There have been way too many times in my life that I have not been my true self, for fear of not being accepted or loved or understood. (Hence the poem above, which I had titled Effects of Folly.) I think it has to do with moving a lot, as I mentioned in a previous post. Moving required meeting new people, which required trying to make new friends and fit in. But I’m really not that good at pretending; it doesn’t last. The true self needs to emerge if we want to live authentic lives. I’m sure I’m not alone in that realization. Thankfully, I’ve become quicker at recognizing the difference between wanting to get along, which we all have to do at times, and wanting to be a person I think someone else wants me to be. Not the person I need to be. And in being more true to myself, I’ve found people who really care about me. And genuinely like me. Maybe it sounds rather childish and simple, but honestly, isn’t that what we all want, no matter how old we get? To be accepted and loved for who we are. I’m thankful today that I feel that I am. And thankful for the people in my life who know and genuinely like the crazy me.

April 30: Erudition

Since it’s the last day of April, I’m going to close national poetry month with this. I’m always thankful for lessons learned.

it’s late afternoon already
and still you haven’t come
from my window I’ve been watching

children casting lines into the river
consistently losing their bait with the
eagerness of reeling in nothing

interesting how early we can learn
life’s great truths
yet they do not realized this is homework
and so continue on
while I keep my vigil

the clouds fall into the water and a grayishness
settles over the once idyllic scene
the fog is coming in
on something heavier than little cat feet
I can hear its pouncing steps echo
in the distance

there will be a storm tonight

moonlight would cast a rosier glow
over the swirling water than
the sun’s weak attempts right now
the wind blows the lines back
and forth and I wait expectantly

for the children to run home
but they continue to cast and reel
cast and reel
hoping to get even one small bite
and I wonder why they can’t see
it’s pointless now the fish are gone

and then I do

I’ve done my homework
I’m not one of them
I’m leaving

April 15: Meiosis

April is national poetry month. Yay! If you follow this blog, you know I like writing poetry. Unfortunately, a lot of my writing is a bit heavy or dark, seeing as how I use it as an emotional release. I’m back to feeling a bit more upbeat, so I found one for today that I wrote about my oldest, when she was still small. She’s an adult now, and I recognize how true these sentiments are. Watching children grow up is both an amazing and bittersweet joy, knowing that one day they will leave. Still, it’s something I’m thankful for every day.

And so it began, not with a bang
but a sigh and a groan from the
heaviness of love. Unprepared and

frightened we were by our creation
for intermittent cries in the night hung
sluggish in the morning

while dull eyes filled with the rays on
the bed. For months, day and night
had no pattern except for the constant

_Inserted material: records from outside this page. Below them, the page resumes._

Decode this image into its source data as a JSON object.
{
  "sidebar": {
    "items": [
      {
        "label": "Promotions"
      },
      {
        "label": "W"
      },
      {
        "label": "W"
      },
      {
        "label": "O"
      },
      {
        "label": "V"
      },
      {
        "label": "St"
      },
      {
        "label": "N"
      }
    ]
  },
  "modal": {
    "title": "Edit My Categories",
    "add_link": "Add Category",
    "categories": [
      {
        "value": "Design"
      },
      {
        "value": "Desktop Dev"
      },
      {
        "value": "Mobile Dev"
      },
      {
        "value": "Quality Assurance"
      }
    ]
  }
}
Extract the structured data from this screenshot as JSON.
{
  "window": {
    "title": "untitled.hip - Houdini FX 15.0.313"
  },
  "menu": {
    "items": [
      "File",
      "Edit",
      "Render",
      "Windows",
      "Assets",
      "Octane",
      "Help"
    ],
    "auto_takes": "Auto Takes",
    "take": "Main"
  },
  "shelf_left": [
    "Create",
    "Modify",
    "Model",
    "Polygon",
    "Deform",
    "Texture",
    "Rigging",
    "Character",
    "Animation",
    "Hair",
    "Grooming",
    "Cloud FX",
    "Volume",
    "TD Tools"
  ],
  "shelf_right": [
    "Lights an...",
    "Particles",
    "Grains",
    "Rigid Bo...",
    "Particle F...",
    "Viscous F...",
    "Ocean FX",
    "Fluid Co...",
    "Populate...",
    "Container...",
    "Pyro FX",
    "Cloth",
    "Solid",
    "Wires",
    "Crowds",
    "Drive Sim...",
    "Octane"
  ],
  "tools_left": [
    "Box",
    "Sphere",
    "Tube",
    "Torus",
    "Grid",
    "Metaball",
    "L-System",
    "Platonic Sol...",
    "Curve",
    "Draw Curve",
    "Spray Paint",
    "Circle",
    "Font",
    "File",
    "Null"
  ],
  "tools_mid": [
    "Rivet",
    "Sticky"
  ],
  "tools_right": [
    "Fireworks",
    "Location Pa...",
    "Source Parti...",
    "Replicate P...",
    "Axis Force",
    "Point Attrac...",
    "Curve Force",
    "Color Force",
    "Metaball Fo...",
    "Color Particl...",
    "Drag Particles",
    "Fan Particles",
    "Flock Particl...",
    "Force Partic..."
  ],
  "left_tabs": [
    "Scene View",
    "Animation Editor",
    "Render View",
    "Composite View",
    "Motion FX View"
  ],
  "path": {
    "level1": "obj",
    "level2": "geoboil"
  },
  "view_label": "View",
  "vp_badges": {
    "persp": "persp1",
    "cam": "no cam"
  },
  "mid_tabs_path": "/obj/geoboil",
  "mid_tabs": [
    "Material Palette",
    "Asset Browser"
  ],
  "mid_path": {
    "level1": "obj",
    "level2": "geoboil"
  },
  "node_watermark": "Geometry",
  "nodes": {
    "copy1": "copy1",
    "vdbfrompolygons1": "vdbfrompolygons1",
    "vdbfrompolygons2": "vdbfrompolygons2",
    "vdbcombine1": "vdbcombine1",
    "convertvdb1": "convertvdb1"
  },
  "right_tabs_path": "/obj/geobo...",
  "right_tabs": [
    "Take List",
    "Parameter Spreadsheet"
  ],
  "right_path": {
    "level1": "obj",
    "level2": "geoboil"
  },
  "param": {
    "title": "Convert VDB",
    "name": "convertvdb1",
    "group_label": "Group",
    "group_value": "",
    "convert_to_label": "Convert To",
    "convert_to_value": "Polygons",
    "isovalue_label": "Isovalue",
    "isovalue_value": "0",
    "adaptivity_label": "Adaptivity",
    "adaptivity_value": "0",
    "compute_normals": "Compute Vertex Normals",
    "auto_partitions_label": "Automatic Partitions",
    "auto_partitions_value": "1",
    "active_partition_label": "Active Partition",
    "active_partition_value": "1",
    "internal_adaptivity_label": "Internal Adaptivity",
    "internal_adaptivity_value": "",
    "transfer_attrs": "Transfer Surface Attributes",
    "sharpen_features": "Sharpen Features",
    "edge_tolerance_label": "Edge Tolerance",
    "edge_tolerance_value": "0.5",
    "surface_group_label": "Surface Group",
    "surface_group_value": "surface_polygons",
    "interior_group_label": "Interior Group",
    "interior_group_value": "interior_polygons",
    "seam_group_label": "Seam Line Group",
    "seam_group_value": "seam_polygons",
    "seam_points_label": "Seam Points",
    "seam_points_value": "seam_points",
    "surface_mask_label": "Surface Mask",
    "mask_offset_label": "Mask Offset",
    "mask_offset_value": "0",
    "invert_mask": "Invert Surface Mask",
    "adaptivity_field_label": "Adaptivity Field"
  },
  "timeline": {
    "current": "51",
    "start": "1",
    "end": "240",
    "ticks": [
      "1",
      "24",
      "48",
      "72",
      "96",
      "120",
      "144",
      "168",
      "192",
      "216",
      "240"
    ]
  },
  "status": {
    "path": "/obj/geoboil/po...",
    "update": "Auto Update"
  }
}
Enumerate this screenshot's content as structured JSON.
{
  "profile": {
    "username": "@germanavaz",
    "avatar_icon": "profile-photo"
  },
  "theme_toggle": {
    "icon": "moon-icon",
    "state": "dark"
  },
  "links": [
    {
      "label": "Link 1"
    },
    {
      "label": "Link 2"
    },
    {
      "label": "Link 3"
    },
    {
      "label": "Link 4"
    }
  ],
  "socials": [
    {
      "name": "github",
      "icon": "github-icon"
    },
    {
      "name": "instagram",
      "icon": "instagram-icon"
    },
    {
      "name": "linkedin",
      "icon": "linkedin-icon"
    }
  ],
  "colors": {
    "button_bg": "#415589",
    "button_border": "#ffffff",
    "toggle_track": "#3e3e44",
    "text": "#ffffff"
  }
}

growth of love. Until, finally,
comfort overtook confusion.
Maturity blossomed with the first

fever and swelled with excited cries.
Yes, she’s ours,
Yes, she’s mine.

Dazed with pride we no longer felt
the heaviness–numb to the first fear
of ownership we watched our creation

grow, belying the years with her speed,
a shiny foil to our stagnant selves.
Nostalgia infused the hours of being a

spectator to a miracle with dim reminders
that one day we will not be enough;
our love will snap like a taut rubber

band and leave us dangling apart.

April 10

It’s been a really tough week. A week of endings. It’s hard to feel grateful when the heart aches. I find myself losing words. This is the time I usually turn to writing poetry because for some reason, it helps me focus my feelings. I am thankful I have that catharsis.

molten lament
unapparent in words
so maybe wasn’t an option

sometimes love only goes one way

an ending too bright
too startling in its clarity
one infinite flash
fades to shadow

my masochist lingers there aching
for answers
already lies
best to untangle and float
through unthinking

now heart paste smeared
on paper for him to see
how thick my pain is